[  324.038303] md: minimum _guaranteed_  speed: 1000 KB/sec/disk.
[  324.038305] md: using maximum available idle IO bandwidth (but not more than 200000 KB/sec) for recovery.
[  324.038310] md: using 128k window, over a total of 96256 blocks.
[  325.417219] md: md0: recovery done.
[  325.453629] RAID1 conf printout:
[  325.453632]  --- wd:2 rd:2
[  325.453634]  disk 0, wo:0, o:1, dev:sdb1
[  325.453636]  disk 1, wo:0, o:1, dev:sda1
[  347.970105] md: bind<sdb3>
[  348.004566] RAID1 conf printout:
[  348.004571]  --- wd:1 rd:2
[  348.004573]  disk 0, wo:1, o:1, dev:sdb3
[  348.004574]  disk 1, wo:0, o:1, dev:sda3
[  348.004657] md: recovery of RAID array md1
[  348.004659] md: minimum _guaranteed_  speed: 1000 KB/sec/disk.
[  348.004660] md: using maximum available idle IO bandwidth (but not more than 200000 KB/sec) for recovery.
[  348.004664] md: using 128k window, over a total of 483403776 blocks.

Everything still looks good. Let’s sit back and watch it rebuild using the wonderfully useful watch command:

root@ace:~# watch -n 1 cat /proc/mdstat
Personalities : [linear] [multipath] [raid0] [raid1] [raid6] [raid5] [raid4] [raid10]
md1 : active raid1 sdb3[2] sda3[1]
      483403776 blocks [2/1] [_U]
      [=====>...............]  recovery = 26.0% (126080960/483403776) finish=96.2min speed=61846K/sec

md0 : active raid1 sdb1[0] sda1[1]
      96256 blocks [2/2] [UU]

unused devices: <none>

The Ubuntu and Debian installers will allow you create RAID1 arrays
with less drives than you actually have, so you can use this technique
if you plan to add an additional drive after you’ve installed the
system. Just tell it the eventual number of drives, but only select the
available partitions during RAID setup. I used this method when a new machine recent
didn’t have enough SATA power cables and had to wait for an adaptor to
be delivered.

(Why did no one tell me about watch until recently.
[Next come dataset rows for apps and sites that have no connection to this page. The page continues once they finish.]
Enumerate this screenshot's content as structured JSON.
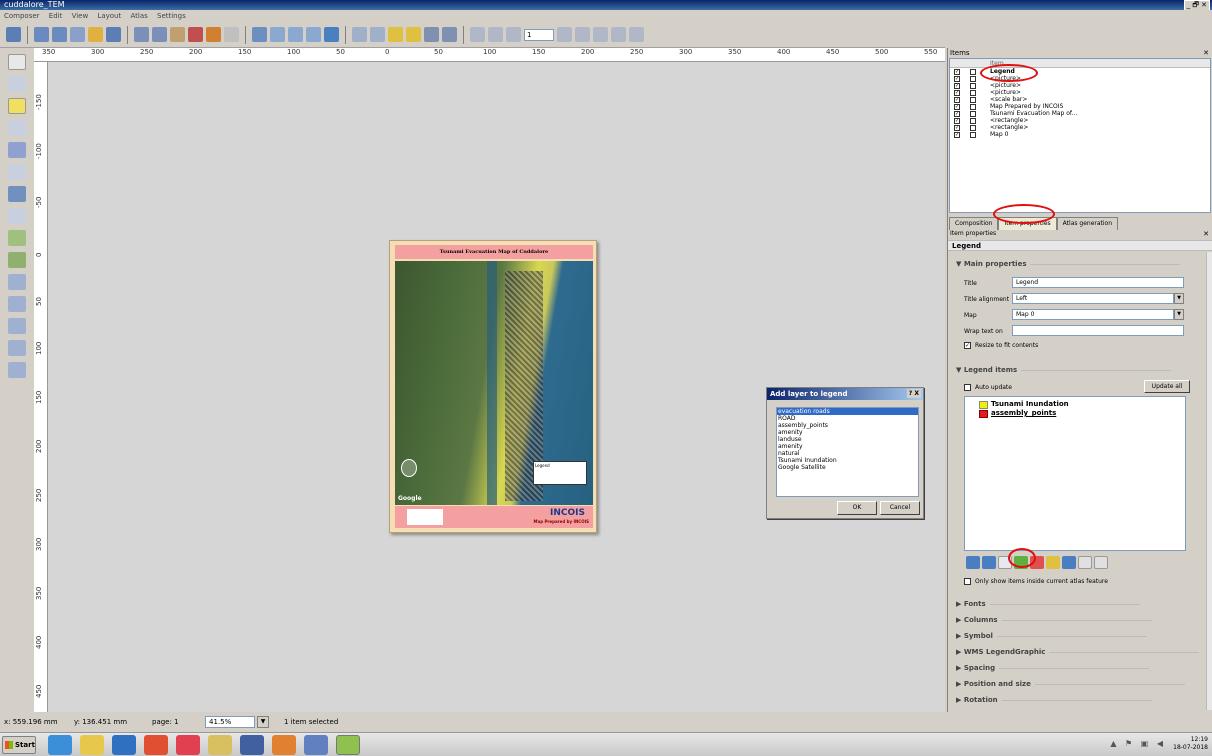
{
  "window": {
    "title": "cuddalore_TEM",
    "controls": "_ 🗗 ✕"
  },
  "menu": [
    "Composer",
    "Edit",
    "View",
    "Layout",
    "Atlas",
    "Settings"
  ],
  "toolbar": {
    "page_value": "1"
  },
  "ruler_top": [
    "350",
    "300",
    "250",
    "200",
    "150",
    "100",
    "50",
    "0",
    "50",
    "100",
    "150",
    "200",
    "250",
    "300",
    "350",
    "400",
    "450",
    "500",
    "550"
  ],
  "ruler_left": [
    "-150",
    "-100",
    "-50",
    "0",
    "50",
    "100",
    "150",
    "200",
    "250",
    "300",
    "350",
    "400",
    "450"
  ],
  "map_page": {
    "title": "Tsunami Evacuation Map of Cuddalore",
    "legend_box": "Legend",
    "google": "Google",
    "footer_logo": "INCOIS",
    "footer_text": "Map Prepared by INCOIS"
  },
  "dialog": {
    "title": "Add layer to legend",
    "title_buttons": "? X",
    "layers": [
      "evacuation roads",
      "ROAD",
      "assembly_points",
      "amenity",
      "landuse",
      "amenity",
      "natural",
      "Tsunami Inundation",
      "Google Satellite"
    ],
    "selected_index": 0,
    "ok": "OK",
    "cancel": "Cancel"
  },
  "status": {
    "x": "x: 559.196 mm",
    "y": "y: 136.451 mm",
    "page": "page: 1",
    "zoom": "41.5%",
    "selection": "1 item selected"
  },
  "items_panel": {
    "title": "Items",
    "header": "Item",
    "rows": [
      "Legend",
      "<picture>",
      "<picture>",
      "<picture>",
      "<scale bar>",
      "Map Prepared by INCOIS",
      "Tsunami Evacuation Map of...",
      "<rectangle>",
      "<rectangle>",
      "Map 0"
    ]
  },
  "tabs": [
    "Composition",
    "Item properties",
    "Atlas generation"
  ],
  "item_properties": {
    "panel_label": "Item properties",
    "heading": "Legend",
    "main_properties": "Main properties",
    "title_label": "Title",
    "title_value": "Legend",
    "title_alignment_label": "Title alignment",
    "title_alignment_value": "Left",
    "map_label": "Map",
    "map_value": "Map 0",
    "wrap_label": "Wrap text on",
    "resize_label": "Resize to fit contents",
    "legend_items": "Legend items",
    "auto_update": "Auto update",
    "update_all": "Update all",
    "legend_entries": [
      "Tsunami Inundation",
      "assembly_points"
    ],
    "only_show": "Only show items inside current atlas feature",
    "collapsed_sections": [
      "Fonts",
      "Columns",
      "Symbol",
      "WMS LegendGraphic",
      "Spacing",
      "Position and size",
      "Rotation"
    ]
  },
  "taskbar": {
    "start": "Start",
    "time": "12:19",
    "date": "18-07-2018"
  },
  "colors": {
    "title_bar": "#0a246a",
    "map_title_bg": "#f4a0a0",
    "page_bg": "#f5deb3",
    "annotation_red": "#e01010",
    "selection": "#316ac5"
  }
}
I wonder
how many more incredibly useful programs I’ve not discovered even after 10
years of using Linux